The report spoke authoritatively about the probability of the average surface temperature of the earth rising by three degrees Celsius by 2100, with the possibility of it rising by as much as six degrees.
Some people would suggest that a rise of three degrees would be very nice, thank you very much, especially those living in the colder northern climates. However, this becomes slightly ominous when one considers that the average temperature of the earth increased by only three degrees when the earth rid itself of the last ice age 15 000 years ago.
In 1987, the United Nations sponsored Brundtland Commission made recommendations to the General Assembly as to how humankind could avoid the catastrophic consequences of global warming. It recommended that the world should seriously pursue a strategy of sustainable development. In essence, this meant that economic development should only take place with social upliftment contained by environmental protection.
Since then the United Nations and governments around the world have taken steps to address the various environmental and social issues, ranging from greenhouse gas emissions and water security to poverty. There have been numerous global summits, including the ‘Earth Summits' in Rio and Johannesburg. Various global protocols, accords and agreements have been signed and the United Nations has set up a plethora of initiatives to deal with various aspects of sustainable development. Two of the more prominent ones have been the Kyoto Protocol and the Millennium Development Goals.
The irony is that, instead of following the recommendations of the Brundtland Commission, much of the world and much of business has followed a route diametrically opposed to the Brundtland recommendations. This strategy has landed the world in the worst economic crisis since 1929, and as a consequence, much of the world's focus now centres on reviving the global economy.
However, the economic crisis does not change the situation, humankind is still under enormous threat. The simple fact is that the surface temperature of the earth has risen by almost one whole degree Celsius over the past 100 years, yet this is already changing weather patterns quite significantly.

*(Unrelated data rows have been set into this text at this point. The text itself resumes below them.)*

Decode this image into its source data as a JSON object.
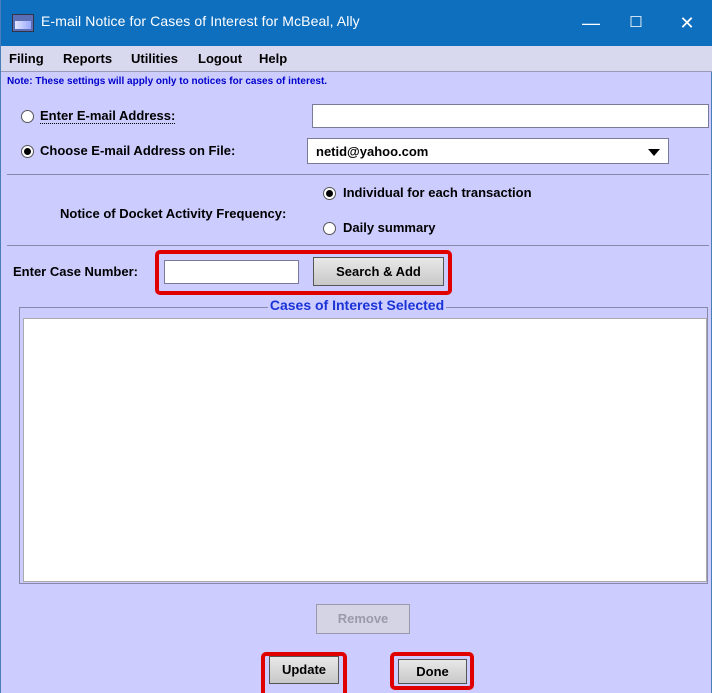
{
  "window": {
    "title": "E-mail Notice for Cases of Interest for McBeal, Ally",
    "controls": {
      "minimize": "—",
      "maximize": "☐",
      "close": "✕"
    }
  },
  "menu": [
    "Filing",
    "Reports",
    "Utilities",
    "Logout",
    "Help"
  ],
  "note": "Note: These settings will apply only to notices for cases of interest.",
  "email": {
    "enter_label": "Enter E-mail Address:",
    "enter_value": "",
    "enter_selected": false,
    "choose_label": "Choose E-mail Address on File:",
    "choose_selected": true,
    "selected_address": "netid@yahoo.com"
  },
  "frequency": {
    "label": "Notice of Docket Activity Frequency:",
    "options": [
      {
        "label": "Individual for each transaction",
        "selected": true
      },
      {
        "label": "Daily summary",
        "selected": false
      }
    ]
  },
  "case": {
    "label": "Enter Case Number:",
    "value": "",
    "search_button": "Search & Add"
  },
  "cases_panel": {
    "title": "Cases of Interest Selected",
    "items": []
  },
  "buttons": {
    "remove": "Remove",
    "update": "Update",
    "done": "Done"
  },
  "colors": {
    "background": "#ccccff",
    "titlebar": "#0f6fbf",
    "note_text": "#0000cc",
    "panel_title": "#1a33d6",
    "highlight": "#e00000"
  }
}
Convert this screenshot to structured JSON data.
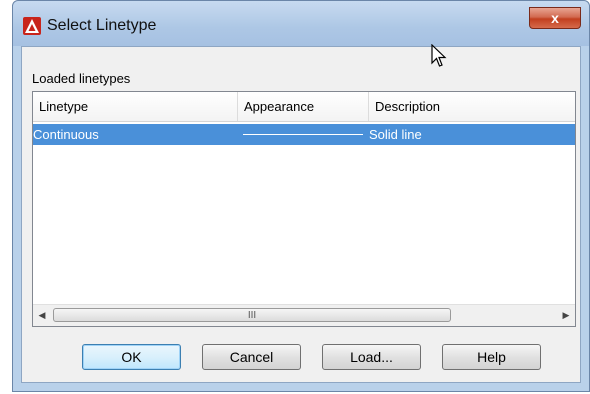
{
  "window": {
    "title": "Select Linetype",
    "close_label": "x"
  },
  "group": {
    "label": "Loaded linetypes"
  },
  "table": {
    "columns": [
      "Linetype",
      "Appearance",
      "Description"
    ],
    "rows": [
      {
        "linetype": "Continuous",
        "appearance": "solid-line-sample",
        "description": "Solid line",
        "selected": true
      }
    ]
  },
  "scrollbar": {
    "left_arrow": "◀",
    "right_arrow": "▶",
    "grip": "III"
  },
  "buttons": {
    "ok": "OK",
    "cancel": "Cancel",
    "load": "Load...",
    "help": "Help"
  },
  "colors": {
    "selection": "#4a90d9",
    "app_icon": "#c8241b"
  },
  "icons": {
    "app": "autocad-logo-icon",
    "cursor": "mouse-pointer-icon"
  }
}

We are seeing an unprecedented number of floodings in some areas and serious drought in many others. The world has entered the era of the super hurricane and disease is spreading. World food production is declining and drinking water is under threat in many countries. The population of the world continues to grow, recently having reached six and a half billion. That is double the population of the world when President Kennedy was assassinated! Scientists believe that six billion is the maximum population the world can sustain. We have already surpassed that. It is also said that, if the standard of living of the current world population were to be magically raised to the level of the United States, we would need between six and seven worlds to sustain it.
Our current world economy is based largely on the use of fossil fuels, but that is the cause of our problem. Burning of fossil fuel results in the emission of greenhouse gases into the atmosphere, which is substantially the cause of global warming. Therefore, if the world continues to burn fossil fuels, temperatures will continue to rise, and civilisation, as we know it, will no longer be possible. Indeed, the very existence of humankind could even be threatened.
So what do we have to do?
As a world we need to reduce consumption of fossil fuels as much as possible, and use alternative fuels such as nuclear energy and environmentally friendly fuels. That is not an easy task, since the world economy is addicted to fossil fuels, and alternatives are costly and less abundant. If humankind is to avert disaster, it has a serious task ahead of it. What is more, scientists believe that humankind only has a short window of opportunity to turn things around. Indeed, some believe it is too late already.
Of course this is a highly simplistic view of a highly complex issue with many dimensions. However, what amazes the writer is the attitude of many of our own members to the whole topic of sustainability. SAICA has run breakfasts and workshops, and produced publications on sustainability, but the response from our members have been lukewarm at best. Furthermore, I have found few CAs(SA) at conferences with any initiatives highlighting the dangers facing us. I find scores of engineers, human resource professionals and lawyers, but few chartered accountants. Do we not believe that this is a real issue? Are we in denial or are we just too busy?
If CAs(SA) are global leaders and strategists, then surely they should be in the forefront of the fight against the this highly significant global threat. We must be involved in finding solutions now.
Graham Terry CA(SA), is Head: Office of the Executive President, SAICA.